Prompt:
I need the number of lines in the listing below that include the string "inicio", and only that number.

* * *

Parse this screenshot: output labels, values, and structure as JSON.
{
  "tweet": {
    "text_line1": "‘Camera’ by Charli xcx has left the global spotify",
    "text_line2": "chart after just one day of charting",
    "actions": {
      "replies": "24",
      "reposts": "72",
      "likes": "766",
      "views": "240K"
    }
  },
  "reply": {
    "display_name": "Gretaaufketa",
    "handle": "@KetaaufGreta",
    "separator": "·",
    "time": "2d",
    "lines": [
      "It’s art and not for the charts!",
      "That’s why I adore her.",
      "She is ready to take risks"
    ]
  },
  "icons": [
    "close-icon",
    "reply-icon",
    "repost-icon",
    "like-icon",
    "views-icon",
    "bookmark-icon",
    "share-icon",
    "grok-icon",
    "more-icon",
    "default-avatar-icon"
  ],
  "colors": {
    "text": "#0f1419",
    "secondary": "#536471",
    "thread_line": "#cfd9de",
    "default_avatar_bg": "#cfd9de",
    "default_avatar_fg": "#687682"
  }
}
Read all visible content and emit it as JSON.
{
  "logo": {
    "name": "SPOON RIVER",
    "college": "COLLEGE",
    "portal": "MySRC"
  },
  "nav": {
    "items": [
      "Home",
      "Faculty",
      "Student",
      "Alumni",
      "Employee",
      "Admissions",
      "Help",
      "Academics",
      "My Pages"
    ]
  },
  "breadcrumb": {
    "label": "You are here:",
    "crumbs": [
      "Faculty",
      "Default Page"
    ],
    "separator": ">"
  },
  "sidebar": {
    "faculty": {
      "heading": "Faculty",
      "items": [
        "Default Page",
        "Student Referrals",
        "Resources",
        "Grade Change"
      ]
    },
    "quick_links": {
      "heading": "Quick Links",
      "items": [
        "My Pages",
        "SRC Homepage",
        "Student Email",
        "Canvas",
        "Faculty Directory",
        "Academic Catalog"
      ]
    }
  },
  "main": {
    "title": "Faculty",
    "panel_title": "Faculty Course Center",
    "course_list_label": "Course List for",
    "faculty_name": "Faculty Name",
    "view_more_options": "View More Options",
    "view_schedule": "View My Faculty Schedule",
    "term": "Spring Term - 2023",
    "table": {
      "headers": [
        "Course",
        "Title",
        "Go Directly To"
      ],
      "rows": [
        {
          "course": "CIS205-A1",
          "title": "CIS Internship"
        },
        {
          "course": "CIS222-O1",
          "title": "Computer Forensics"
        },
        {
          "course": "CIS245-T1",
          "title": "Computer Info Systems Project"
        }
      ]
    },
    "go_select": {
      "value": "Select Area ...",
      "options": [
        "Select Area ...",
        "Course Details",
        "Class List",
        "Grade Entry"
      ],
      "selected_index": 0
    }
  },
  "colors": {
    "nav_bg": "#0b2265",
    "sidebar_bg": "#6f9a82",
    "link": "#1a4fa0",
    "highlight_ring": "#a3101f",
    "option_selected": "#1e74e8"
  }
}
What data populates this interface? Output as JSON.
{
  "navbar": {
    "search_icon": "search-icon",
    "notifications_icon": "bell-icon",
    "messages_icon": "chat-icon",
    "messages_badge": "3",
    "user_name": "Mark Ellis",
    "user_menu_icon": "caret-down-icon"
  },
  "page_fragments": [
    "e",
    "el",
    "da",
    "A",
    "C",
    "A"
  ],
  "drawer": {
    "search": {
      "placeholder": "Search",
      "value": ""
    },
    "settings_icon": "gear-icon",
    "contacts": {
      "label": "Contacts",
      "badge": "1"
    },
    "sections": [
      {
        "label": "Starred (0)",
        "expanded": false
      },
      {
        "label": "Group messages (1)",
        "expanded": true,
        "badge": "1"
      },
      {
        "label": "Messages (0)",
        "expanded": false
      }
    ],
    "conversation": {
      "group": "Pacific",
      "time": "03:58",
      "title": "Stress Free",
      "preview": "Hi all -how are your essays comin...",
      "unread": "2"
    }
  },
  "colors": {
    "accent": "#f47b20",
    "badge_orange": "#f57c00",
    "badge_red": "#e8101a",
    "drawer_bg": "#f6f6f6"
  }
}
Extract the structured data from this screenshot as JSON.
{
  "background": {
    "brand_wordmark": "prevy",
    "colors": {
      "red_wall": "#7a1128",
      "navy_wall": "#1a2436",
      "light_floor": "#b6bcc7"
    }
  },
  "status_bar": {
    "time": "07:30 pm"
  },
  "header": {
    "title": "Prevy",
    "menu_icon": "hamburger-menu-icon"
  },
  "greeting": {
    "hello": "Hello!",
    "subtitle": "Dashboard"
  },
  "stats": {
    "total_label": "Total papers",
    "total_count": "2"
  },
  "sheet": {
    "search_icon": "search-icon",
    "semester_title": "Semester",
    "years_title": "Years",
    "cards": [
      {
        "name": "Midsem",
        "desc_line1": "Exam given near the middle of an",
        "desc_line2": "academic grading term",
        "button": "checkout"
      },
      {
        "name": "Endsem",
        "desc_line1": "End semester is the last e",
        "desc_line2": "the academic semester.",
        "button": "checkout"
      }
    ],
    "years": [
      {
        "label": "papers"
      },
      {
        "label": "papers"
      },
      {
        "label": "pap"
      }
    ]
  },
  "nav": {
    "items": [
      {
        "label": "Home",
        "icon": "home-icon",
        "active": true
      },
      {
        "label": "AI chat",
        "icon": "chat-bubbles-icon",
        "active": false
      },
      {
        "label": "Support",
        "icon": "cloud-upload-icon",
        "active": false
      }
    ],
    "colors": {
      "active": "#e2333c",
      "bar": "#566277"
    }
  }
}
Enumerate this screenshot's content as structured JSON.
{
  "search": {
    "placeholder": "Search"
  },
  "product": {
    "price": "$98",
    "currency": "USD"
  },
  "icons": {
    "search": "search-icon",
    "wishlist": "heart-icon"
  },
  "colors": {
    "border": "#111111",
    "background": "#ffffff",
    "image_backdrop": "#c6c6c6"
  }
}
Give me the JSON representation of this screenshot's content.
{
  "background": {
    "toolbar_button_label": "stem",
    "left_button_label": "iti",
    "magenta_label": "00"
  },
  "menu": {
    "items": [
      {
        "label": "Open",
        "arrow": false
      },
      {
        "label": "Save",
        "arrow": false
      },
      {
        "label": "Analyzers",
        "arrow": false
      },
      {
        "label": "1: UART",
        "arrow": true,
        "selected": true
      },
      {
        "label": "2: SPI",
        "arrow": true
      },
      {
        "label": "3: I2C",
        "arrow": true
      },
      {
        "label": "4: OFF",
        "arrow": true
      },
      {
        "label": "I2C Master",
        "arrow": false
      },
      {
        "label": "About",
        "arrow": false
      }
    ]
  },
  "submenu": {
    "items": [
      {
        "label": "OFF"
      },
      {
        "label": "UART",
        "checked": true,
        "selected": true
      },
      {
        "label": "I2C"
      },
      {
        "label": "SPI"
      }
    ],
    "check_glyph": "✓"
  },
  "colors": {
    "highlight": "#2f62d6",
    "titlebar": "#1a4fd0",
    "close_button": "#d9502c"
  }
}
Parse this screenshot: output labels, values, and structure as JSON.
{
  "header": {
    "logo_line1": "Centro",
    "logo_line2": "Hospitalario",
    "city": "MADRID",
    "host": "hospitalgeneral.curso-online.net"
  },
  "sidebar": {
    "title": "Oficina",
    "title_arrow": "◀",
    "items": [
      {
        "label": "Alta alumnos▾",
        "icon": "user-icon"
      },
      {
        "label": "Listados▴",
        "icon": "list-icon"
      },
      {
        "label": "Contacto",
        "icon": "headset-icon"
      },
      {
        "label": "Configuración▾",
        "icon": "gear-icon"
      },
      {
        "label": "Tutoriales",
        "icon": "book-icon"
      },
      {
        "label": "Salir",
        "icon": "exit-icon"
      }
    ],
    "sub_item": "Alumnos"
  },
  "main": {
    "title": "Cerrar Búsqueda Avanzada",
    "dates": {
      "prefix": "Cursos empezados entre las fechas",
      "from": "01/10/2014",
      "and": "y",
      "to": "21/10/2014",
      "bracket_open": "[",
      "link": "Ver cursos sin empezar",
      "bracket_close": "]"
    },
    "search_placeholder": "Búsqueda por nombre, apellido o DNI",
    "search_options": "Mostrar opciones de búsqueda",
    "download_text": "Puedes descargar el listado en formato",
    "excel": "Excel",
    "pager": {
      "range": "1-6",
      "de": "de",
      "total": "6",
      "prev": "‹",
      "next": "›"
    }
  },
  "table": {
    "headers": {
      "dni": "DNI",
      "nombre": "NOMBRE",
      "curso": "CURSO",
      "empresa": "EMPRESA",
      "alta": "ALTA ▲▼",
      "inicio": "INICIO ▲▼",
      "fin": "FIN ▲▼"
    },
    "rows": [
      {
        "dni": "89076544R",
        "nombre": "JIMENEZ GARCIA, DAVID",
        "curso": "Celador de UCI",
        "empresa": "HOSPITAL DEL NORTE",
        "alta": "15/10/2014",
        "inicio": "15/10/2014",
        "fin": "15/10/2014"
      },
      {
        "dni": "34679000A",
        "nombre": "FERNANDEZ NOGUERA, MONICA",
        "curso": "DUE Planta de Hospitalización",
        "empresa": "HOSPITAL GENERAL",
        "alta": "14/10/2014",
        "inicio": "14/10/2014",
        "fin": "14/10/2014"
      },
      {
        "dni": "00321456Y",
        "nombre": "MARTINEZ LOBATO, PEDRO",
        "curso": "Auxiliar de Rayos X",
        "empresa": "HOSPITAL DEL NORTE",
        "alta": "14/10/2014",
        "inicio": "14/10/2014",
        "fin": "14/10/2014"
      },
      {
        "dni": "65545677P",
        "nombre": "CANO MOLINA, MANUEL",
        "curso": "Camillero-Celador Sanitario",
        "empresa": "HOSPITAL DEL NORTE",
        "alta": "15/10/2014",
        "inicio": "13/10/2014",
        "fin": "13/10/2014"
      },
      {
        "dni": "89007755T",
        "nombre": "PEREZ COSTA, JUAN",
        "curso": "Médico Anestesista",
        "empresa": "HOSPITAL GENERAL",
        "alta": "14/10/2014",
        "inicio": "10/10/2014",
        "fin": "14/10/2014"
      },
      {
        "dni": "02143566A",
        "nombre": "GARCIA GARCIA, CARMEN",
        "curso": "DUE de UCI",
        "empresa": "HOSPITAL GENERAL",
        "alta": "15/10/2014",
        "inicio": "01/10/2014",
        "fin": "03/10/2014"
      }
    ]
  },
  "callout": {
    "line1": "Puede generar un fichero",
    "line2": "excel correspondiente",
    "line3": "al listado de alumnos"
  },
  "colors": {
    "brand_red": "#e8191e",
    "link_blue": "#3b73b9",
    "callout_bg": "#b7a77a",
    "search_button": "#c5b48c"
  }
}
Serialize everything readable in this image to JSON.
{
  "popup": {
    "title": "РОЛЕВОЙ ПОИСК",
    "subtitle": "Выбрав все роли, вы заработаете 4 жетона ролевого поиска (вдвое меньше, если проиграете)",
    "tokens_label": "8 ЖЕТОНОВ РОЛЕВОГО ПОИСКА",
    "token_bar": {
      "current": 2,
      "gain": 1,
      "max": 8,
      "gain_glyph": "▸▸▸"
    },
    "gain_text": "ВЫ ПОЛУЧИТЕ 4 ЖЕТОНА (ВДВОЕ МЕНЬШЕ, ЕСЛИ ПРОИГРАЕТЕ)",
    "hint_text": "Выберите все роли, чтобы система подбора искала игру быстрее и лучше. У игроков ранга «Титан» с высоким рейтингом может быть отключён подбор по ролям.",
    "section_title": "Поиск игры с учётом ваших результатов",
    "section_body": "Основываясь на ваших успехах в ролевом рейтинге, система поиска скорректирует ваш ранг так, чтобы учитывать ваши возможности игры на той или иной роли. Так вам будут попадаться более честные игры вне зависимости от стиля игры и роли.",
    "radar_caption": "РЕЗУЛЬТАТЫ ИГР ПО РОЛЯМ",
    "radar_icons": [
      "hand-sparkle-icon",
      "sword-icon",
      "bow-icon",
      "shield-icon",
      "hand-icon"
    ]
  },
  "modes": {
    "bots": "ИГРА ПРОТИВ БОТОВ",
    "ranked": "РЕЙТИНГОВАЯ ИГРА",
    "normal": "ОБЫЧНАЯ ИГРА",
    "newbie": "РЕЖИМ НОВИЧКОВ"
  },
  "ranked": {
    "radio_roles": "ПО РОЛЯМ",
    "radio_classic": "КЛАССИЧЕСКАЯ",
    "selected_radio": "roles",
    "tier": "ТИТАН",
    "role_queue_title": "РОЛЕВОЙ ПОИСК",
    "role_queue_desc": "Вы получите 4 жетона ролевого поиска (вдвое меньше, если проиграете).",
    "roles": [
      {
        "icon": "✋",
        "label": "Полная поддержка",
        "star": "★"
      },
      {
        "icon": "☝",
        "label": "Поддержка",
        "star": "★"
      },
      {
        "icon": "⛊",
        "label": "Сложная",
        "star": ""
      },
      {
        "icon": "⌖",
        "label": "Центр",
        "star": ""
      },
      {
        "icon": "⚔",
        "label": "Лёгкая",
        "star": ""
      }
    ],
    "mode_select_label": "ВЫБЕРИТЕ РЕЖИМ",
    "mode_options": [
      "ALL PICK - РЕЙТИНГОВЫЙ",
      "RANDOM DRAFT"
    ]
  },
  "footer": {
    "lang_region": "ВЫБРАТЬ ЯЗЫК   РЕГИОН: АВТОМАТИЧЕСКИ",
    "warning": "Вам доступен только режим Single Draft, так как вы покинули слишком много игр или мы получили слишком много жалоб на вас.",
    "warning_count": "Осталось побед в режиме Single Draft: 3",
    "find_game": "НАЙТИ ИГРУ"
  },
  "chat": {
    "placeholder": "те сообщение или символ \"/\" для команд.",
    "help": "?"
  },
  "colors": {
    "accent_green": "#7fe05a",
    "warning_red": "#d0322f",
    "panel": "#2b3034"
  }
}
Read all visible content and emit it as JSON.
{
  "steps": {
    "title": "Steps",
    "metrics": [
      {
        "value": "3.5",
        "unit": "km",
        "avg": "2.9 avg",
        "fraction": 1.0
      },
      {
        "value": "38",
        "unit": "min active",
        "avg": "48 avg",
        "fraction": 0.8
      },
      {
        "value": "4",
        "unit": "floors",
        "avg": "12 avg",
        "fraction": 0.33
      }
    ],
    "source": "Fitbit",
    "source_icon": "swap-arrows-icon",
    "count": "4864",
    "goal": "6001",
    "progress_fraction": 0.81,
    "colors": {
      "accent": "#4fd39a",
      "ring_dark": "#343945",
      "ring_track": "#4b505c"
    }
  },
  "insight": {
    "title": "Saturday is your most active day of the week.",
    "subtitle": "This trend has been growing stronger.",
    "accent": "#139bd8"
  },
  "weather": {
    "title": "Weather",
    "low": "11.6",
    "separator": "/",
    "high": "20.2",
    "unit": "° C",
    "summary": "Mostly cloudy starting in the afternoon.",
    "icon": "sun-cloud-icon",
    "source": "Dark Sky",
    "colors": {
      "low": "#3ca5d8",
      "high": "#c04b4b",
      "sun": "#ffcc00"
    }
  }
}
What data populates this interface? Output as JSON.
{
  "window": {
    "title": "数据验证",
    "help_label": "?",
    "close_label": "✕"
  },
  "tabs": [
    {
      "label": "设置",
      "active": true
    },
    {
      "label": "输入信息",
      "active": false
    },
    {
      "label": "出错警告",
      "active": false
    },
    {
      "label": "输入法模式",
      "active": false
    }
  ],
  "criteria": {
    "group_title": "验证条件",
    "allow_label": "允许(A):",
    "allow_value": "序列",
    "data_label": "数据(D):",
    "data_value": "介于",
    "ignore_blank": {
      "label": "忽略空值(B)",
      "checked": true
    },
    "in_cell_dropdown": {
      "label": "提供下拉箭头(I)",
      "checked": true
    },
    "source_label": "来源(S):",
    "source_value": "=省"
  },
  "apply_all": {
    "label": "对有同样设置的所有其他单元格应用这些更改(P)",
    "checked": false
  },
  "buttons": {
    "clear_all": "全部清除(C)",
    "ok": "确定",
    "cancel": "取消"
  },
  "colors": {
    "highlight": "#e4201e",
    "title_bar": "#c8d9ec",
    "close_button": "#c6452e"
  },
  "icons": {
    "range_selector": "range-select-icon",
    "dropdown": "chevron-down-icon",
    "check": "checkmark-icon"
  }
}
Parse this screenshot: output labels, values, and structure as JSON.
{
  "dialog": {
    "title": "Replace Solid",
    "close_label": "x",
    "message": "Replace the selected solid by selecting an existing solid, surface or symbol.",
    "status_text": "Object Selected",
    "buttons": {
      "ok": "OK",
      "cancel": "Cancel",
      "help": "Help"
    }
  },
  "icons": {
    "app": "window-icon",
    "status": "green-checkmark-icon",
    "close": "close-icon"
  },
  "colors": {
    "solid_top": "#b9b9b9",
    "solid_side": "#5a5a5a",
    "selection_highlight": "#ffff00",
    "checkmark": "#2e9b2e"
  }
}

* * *

Task response:
7